This coding turned out to encode 4 bits in 5 symbols, similar to what @MrSnrub suggested. Following is the full encoding table (using H and L for for high- and low- voltage levels, to avoid confusion between decoded bits and symbols as suggested by @Justin. A pair of voltage levels forms one symbol).

The symbols (+) and (-) show symbols when polarity has been inverted - both decode to the same bits.

decode   symbols (+)       symbols (-)
======   ==============    ==============
0000     LH LL HH LL HH    HL HH LL HH LL
1000     LH LH LL HH LL    HL HL HH LL HH
0100     LH LL HL HH LL    HL HH LH LL HH
1100     LH LH LH LL HH    HL HL HL HH LL
0010     LH LL HH LH LL    HL HH LL HL HH
1010     LH LH LL HL HH    HL HL HH LH LL
0110     LH LL HL HL HH    HL HH LH LH LL
1110     LH LH LH LH LL    HL HL HL HL HH
0001     LH LL HH LL HL    HL HH LL HH LH
1001     LH LH LL HH LH    HL HL HH LL HL
0101     LH LL HL HH LH    HL HH LH LL HL
1101     LH LH LH LL HL    HL HL HL HH LH
0011     LH LL HH LH LH    HL HH LL HL HL
1011     LH LH LL HL HL    HL HL HH LH LH
0111     LH LL HL HL HL    HL HH LH LH LH
1111     LH LH LH LH LH    HL HL HL HL HL

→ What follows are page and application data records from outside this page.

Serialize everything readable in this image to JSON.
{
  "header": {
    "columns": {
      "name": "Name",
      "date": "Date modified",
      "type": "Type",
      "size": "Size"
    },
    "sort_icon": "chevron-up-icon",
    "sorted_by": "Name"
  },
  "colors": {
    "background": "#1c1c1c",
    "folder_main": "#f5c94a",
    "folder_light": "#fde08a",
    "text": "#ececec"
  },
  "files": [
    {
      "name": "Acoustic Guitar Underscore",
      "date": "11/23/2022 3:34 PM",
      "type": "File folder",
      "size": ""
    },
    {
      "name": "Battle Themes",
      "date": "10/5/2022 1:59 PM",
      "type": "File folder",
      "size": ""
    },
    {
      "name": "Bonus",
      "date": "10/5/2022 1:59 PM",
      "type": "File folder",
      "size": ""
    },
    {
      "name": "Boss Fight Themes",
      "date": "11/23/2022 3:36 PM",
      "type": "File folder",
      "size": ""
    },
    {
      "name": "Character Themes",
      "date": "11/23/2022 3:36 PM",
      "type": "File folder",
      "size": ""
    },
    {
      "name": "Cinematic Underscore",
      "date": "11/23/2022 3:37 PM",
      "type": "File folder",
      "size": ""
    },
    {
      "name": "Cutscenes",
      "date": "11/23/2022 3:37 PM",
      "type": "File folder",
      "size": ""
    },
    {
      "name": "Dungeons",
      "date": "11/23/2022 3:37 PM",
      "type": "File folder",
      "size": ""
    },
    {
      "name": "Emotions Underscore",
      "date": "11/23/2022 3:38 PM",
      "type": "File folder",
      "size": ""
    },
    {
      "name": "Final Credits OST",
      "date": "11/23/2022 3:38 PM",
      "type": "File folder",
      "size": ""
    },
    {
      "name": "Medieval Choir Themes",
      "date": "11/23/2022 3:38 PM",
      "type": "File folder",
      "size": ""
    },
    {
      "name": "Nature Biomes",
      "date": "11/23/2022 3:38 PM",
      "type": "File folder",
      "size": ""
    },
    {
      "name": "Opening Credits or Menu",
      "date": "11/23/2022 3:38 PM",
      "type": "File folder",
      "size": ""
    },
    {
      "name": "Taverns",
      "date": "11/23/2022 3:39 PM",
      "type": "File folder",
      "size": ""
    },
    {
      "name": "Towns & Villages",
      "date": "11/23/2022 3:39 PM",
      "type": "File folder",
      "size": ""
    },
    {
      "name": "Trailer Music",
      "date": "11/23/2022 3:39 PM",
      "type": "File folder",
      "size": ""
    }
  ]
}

This table can in fact be derived using a simple state diagram (shown here for positive polarity), similar to that I showed in my question. The crucial piece of information that I was missing was the fact that the state diagram gets reset to state LH every 4 encoded bits and an extra symbol inserted into the stream.

These encoder resets on 4 bit boundaries were the cause of ambiguous transitions to LH that were puzzling me. I found this out by using a representation of the symbols similar to what @Justin suggested. When displaying encoded symbols in that more compact way it became immediately obvious that the code is based around 5 symbol blocks.

So basically I was mislead by my early assumption that bit encoding wasn't dependent on bit position (the lookup table I mentioned in my question was constructed without considering any alignment). My poor understanding of the upper layer protocols also led me to dismiss the extraneous 1 bits in the decoded stream which in hindsight obviously appeared in every 5th position when using the naive decoding algorithm I mention in the second paragraph of my question.

I can only speculate why this specific code was chosen over something more common like differential Manchester. One benefit seems to be that it's very easy to detect errors in transmission. Since 10 voltage levels encode only 4 bits there are plenty of invalid combinations that the decoder can detect as line errors. At first glance the encoder resets seem to aid synchronization to 4-bit boundaries, but in fact they aren't that useful. In this code LH LH LH LH LH LH LH ... (long sequence of 1s) is a valid sequence and in such a sequence it's impossible to detect the 4-bit boundaries.